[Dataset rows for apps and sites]
********************

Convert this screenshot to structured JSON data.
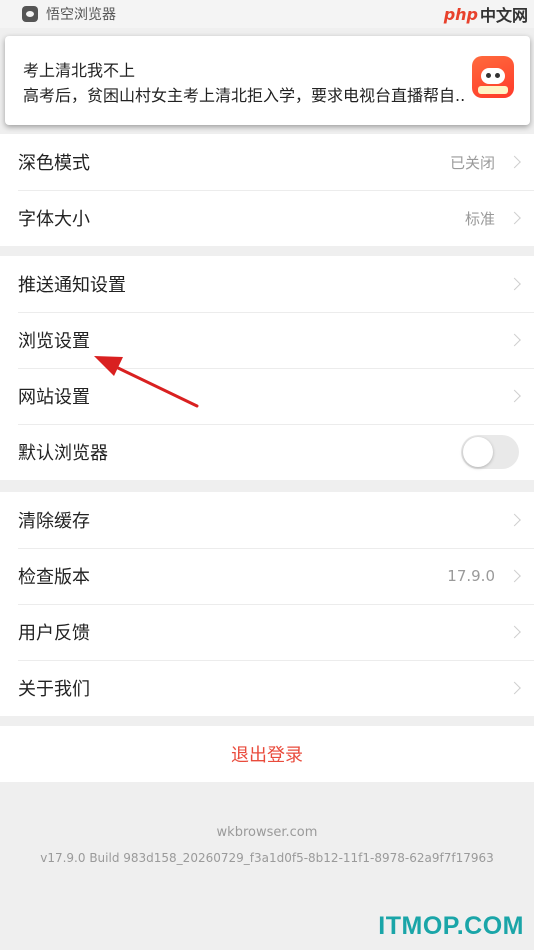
{
  "status_bar": {
    "app_name": "悟空浏览器",
    "app_icon": "app-icon"
  },
  "watermark_top": {
    "php": "php",
    "cn": "中文网"
  },
  "notification": {
    "title": "考上清北我不上",
    "body": "高考后，贫困山村女主考上清北拒入学，要求电视台直播帮自..",
    "icon": "app-promo-icon",
    "icon_color": "#ff4a31"
  },
  "display_group": {
    "items": [
      {
        "label": "深色模式",
        "value": "已关闭"
      },
      {
        "label": "字体大小",
        "value": "标准"
      }
    ]
  },
  "settings_group": {
    "items": [
      {
        "label": "推送通知设置"
      },
      {
        "label": "浏览设置"
      },
      {
        "label": "网站设置"
      },
      {
        "label": "默认浏览器",
        "toggle": false
      }
    ]
  },
  "misc_group": {
    "items": [
      {
        "label": "清除缓存"
      },
      {
        "label": "检查版本",
        "value": "17.9.0"
      },
      {
        "label": "用户反馈"
      },
      {
        "label": "关于我们"
      }
    ]
  },
  "logout_label": "退出登录",
  "footer": {
    "host": "wkbrowser.com",
    "build": "v17.9.0 Build 983d158_20260729_f3a1d0f5-8b12-11f1-8978-62a9f7f17963"
  },
  "watermark_bottom": "ITMOP.COM",
  "colors": {
    "accent_red": "#e94b3c",
    "annotation_arrow": "#d92020",
    "watermark_teal": "#1aa5a8"
  }
}
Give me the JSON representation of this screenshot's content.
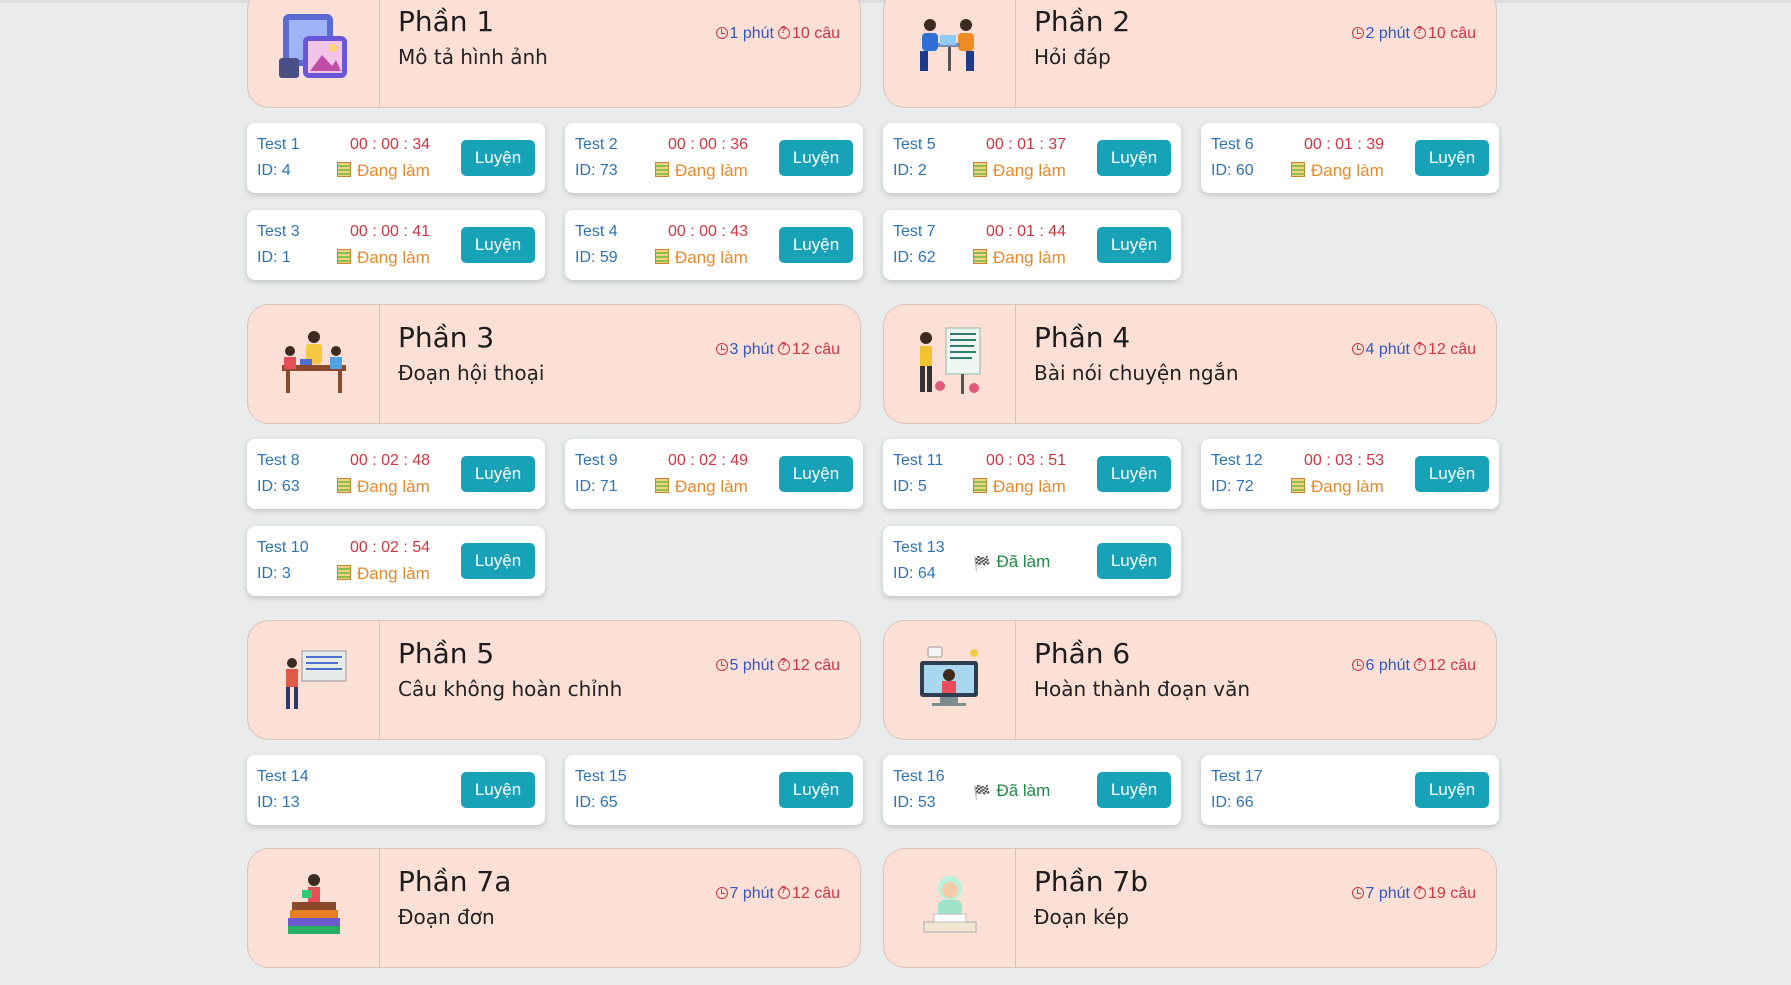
{
  "colors": {
    "card_bg": "#fde0d5",
    "button": "#17a2b8",
    "time": "#3457c4",
    "questions": "#d03543",
    "in_progress": "#e8892b",
    "done": "#1e8a47"
  },
  "parts": [
    {
      "title": "Phần 1",
      "subtitle": "Mô tả hình ảnh",
      "time": "1 phút",
      "questions": "10 câu",
      "image": "picture-gallery-icon",
      "tests": [
        {
          "name": "Test 1",
          "id": "ID: 4",
          "timer": "00 : 00 : 34",
          "status": "Đang làm",
          "action": "Luyện"
        },
        {
          "name": "Test 2",
          "id": "ID: 73",
          "timer": "00 : 00 : 36",
          "status": "Đang làm",
          "action": "Luyện"
        },
        {
          "name": "Test 3",
          "id": "ID: 1",
          "timer": "00 : 00 : 41",
          "status": "Đang làm",
          "action": "Luyện"
        },
        {
          "name": "Test 4",
          "id": "ID: 59",
          "timer": "00 : 00 : 43",
          "status": "Đang làm",
          "action": "Luyện"
        }
      ]
    },
    {
      "title": "Phần 2",
      "subtitle": "Hỏi đáp",
      "time": "2 phút",
      "questions": "10 câu",
      "image": "people-talking-icon",
      "tests": [
        {
          "name": "Test 5",
          "id": "ID: 2",
          "timer": "00 : 01 : 37",
          "status": "Đang làm",
          "action": "Luyện"
        },
        {
          "name": "Test 6",
          "id": "ID: 60",
          "timer": "00 : 01 : 39",
          "status": "Đang làm",
          "action": "Luyện"
        },
        {
          "name": "Test 7",
          "id": "ID: 62",
          "timer": "00 : 01 : 44",
          "status": "Đang làm",
          "action": "Luyện"
        }
      ]
    },
    {
      "title": "Phần 3",
      "subtitle": "Đoạn hội thoại",
      "time": "3 phút",
      "questions": "12 câu",
      "image": "meeting-icon",
      "tests": [
        {
          "name": "Test 8",
          "id": "ID: 63",
          "timer": "00 : 02 : 48",
          "status": "Đang làm",
          "action": "Luyện"
        },
        {
          "name": "Test 9",
          "id": "ID: 71",
          "timer": "00 : 02 : 49",
          "status": "Đang làm",
          "action": "Luyện"
        },
        {
          "name": "Test 10",
          "id": "ID: 3",
          "timer": "00 : 02 : 54",
          "status": "Đang làm",
          "action": "Luyện"
        }
      ]
    },
    {
      "title": "Phần 4",
      "subtitle": "Bài nói chuyện ngắn",
      "time": "4 phút",
      "questions": "12 câu",
      "image": "presentation-icon",
      "tests": [
        {
          "name": "Test 11",
          "id": "ID: 5",
          "timer": "00 : 03 : 51",
          "status": "Đang làm",
          "action": "Luyện"
        },
        {
          "name": "Test 12",
          "id": "ID: 72",
          "timer": "00 : 03 : 53",
          "status": "Đang làm",
          "action": "Luyện"
        },
        {
          "name": "Test 13",
          "id": "ID: 64",
          "timer": "",
          "status": "Đã làm",
          "action": "Luyện"
        }
      ]
    },
    {
      "title": "Phần 5",
      "subtitle": "Câu không hoàn chỉnh",
      "time": "5 phút",
      "questions": "12 câu",
      "image": "teacher-board-icon",
      "tests": [
        {
          "name": "Test 14",
          "id": "ID: 13",
          "timer": "",
          "status": "",
          "action": "Luyện"
        },
        {
          "name": "Test 15",
          "id": "ID: 65",
          "timer": "",
          "status": "",
          "action": "Luyện"
        }
      ]
    },
    {
      "title": "Phần 6",
      "subtitle": "Hoàn thành đoạn văn",
      "time": "6 phút",
      "questions": "12 câu",
      "image": "online-class-icon",
      "tests": [
        {
          "name": "Test 16",
          "id": "ID: 53",
          "timer": "",
          "status": "Đã làm",
          "action": "Luyện"
        },
        {
          "name": "Test 17",
          "id": "ID: 66",
          "timer": "",
          "status": "",
          "action": "Luyện"
        }
      ]
    },
    {
      "title": "Phần 7a",
      "subtitle": "Đoạn đơn",
      "time": "7 phút",
      "questions": "12 câu",
      "image": "books-reading-icon",
      "tests": []
    },
    {
      "title": "Phần 7b",
      "subtitle": "Đoạn kép",
      "time": "7 phút",
      "questions": "19 câu",
      "image": "student-reading-icon",
      "tests": []
    }
  ]
}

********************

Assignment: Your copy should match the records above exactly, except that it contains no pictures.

Exercise output:
Convert this screenshot to structured JSON data.
{
  "status_bar": {
    "app_name": "悟空浏览器",
    "app_icon": "app-icon"
  },
  "watermark_top": {
    "php": "php",
    "cn": "中文网"
  },
  "notification": {
    "title": "考上清北我不上",
    "body": "高考后，贫困山村女主考上清北拒入学，要求电视台直播帮自..",
    "icon": "app-promo-icon",
    "icon_color": "#ff4a31"
  },
  "display_group": {
    "items": [
      {
        "label": "深色模式",
        "value": "已关闭"
      },
      {
        "label": "字体大小",
        "value": "标准"
      }
    ]
  },
  "settings_group": {
    "items": [
      {
        "label": "推送通知设置"
      },
      {
        "label": "浏览设置"
      },
      {
        "label": "网站设置"
      },
      {
        "label": "默认浏览器",
        "toggle": false
      }
    ]
  },
  "misc_group": {
    "items": [
      {
        "label": "清除缓存"
      },
      {
        "label": "检查版本",
        "value": "17.9.0"
      },
      {
        "label": "用户反馈"
      },
      {
        "label": "关于我们"
      }
    ]
  },
  "logout_label": "退出登录",
  "footer": {
    "host": "wkbrowser.com",
    "build": "v17.9.0 Build 983d158_20260729_f3a1d0f5-8b12-11f1-8978-62a9f7f17963"
  },
  "watermark_bottom": "ITMOP.COM",
  "colors": {
    "accent_red": "#e94b3c",
    "annotation_arrow": "#d92020",
    "watermark_teal": "#1aa5a8"
  }
}
Give me the JSON representation of this screenshot's content.
{
  "colors": {
    "card_bg": "#fde0d5",
    "button": "#17a2b8",
    "time": "#3457c4",
    "questions": "#d03543",
    "in_progress": "#e8892b",
    "done": "#1e8a47"
  },
  "parts": [
    {
      "title": "Phần 1",
      "subtitle": "Mô tả hình ảnh",
      "time": "1 phút",
      "questions": "10 câu",
      "image": "picture-gallery-icon",
      "tests": [
        {
          "name": "Test 1",
          "id": "ID: 4",
          "timer": "00 : 00 : 34",
          "status": "Đang làm",
          "action": "Luyện"
        },
        {
          "name": "Test 2",
          "id": "ID: 73",
          "timer": "00 : 00 : 36",
          "status": "Đang làm",
          "action": "Luyện"
        },
        {
          "name": "Test 3",
          "id": "ID: 1",
          "timer": "00 : 00 : 41",
          "status": "Đang làm",
          "action": "Luyện"
        },
        {
          "name": "Test 4",
          "id": "ID: 59",
          "timer": "00 : 00 : 43",
          "status": "Đang làm",
          "action": "Luyện"
        }
      ]
    },
    {
      "title": "Phần 2",
      "subtitle": "Hỏi đáp",
      "time": "2 phút",
      "questions": "10 câu",
      "image": "people-talking-icon",
      "tests": [
        {
          "name": "Test 5",
          "id": "ID: 2",
          "timer": "00 : 01 : 37",
          "status": "Đang làm",
          "action": "Luyện"
        },
        {
          "name": "Test 6",
          "id": "ID: 60",
          "timer": "00 : 01 : 39",
          "status": "Đang làm",
          "action": "Luyện"
        },
        {
          "name": "Test 7",
          "id": "ID: 62",
          "timer": "00 : 01 : 44",
          "status": "Đang làm",
          "action": "Luyện"
        }
      ]
    },
    {
      "title": "Phần 3",
      "subtitle": "Đoạn hội thoại",
      "time": "3 phút",
      "questions": "12 câu",
      "image": "meeting-icon",
      "tests": [
        {
          "name": "Test 8",
          "id": "ID: 63",
          "timer": "00 : 02 : 48",
          "status": "Đang làm",
          "action": "Luyện"
        },
        {
          "name": "Test 9",
          "id": "ID: 71",
          "timer": "00 : 02 : 49",
          "status": "Đang làm",
          "action": "Luyện"
        },
        {
          "name": "Test 10",
          "id": "ID: 3",
          "timer": "00 : 02 : 54",
          "status": "Đang làm",
          "action": "Luyện"
        }
      ]
    },
    {
      "title": "Phần 4",
      "subtitle": "Bài nói chuyện ngắn",
      "time": "4 phút",
      "questions": "12 câu",
      "image": "presentation-icon",
      "tests": [
        {
          "name": "Test 11",
          "id": "ID: 5",
          "timer": "00 : 03 : 51",
          "status": "Đang làm",
          "action": "Luyện"
        },
        {
          "name": "Test 12",
          "id": "ID: 72",
          "timer": "00 : 03 : 53",
          "status": "Đang làm",
          "action": "Luyện"
        },
        {
          "name": "Test 13",
          "id": "ID: 64",
          "timer": "",
          "status": "Đã làm",
          "action": "Luyện"
        }
      ]
    },
    {
      "title": "Phần 5",
      "subtitle": "Câu không hoàn chỉnh",
      "time": "5 phút",
      "questions": "12 câu",
      "image": "teacher-board-icon",
      "tests": [
        {
          "name": "Test 14",
          "id": "ID: 13",
          "timer": "",
          "status": "",
          "action": "Luyện"
        },
        {
          "name": "Test 15",
          "id": "ID: 65",
          "timer": "",
          "status": "",
          "action": "Luyện"
        }
      ]
    },
    {
      "title": "Phần 6",
      "subtitle": "Hoàn thành đoạn văn",
      "time": "6 phút",
      "questions": "12 câu",
      "image": "online-class-icon",
      "tests": [
        {
          "name": "Test 16",
          "id": "ID: 53",
          "timer": "",
          "status": "Đã làm",
          "action": "Luyện"
        },
        {
          "name": "Test 17",
          "id": "ID: 66",
          "timer": "",
          "status": "",
          "action": "Luyện"
        }
      ]
    },
    {
      "title": "Phần 7a",
      "subtitle": "Đoạn đơn",
      "time": "7 phút",
      "questions": "12 câu",
      "image": "books-reading-icon",
      "tests": []
    },
    {
      "title": "Phần 7b",
      "subtitle": "Đoạn kép",
      "time": "7 phút",
      "questions": "19 câu",
      "image": "student-reading-icon",
      "tests": []
    }
  ]
}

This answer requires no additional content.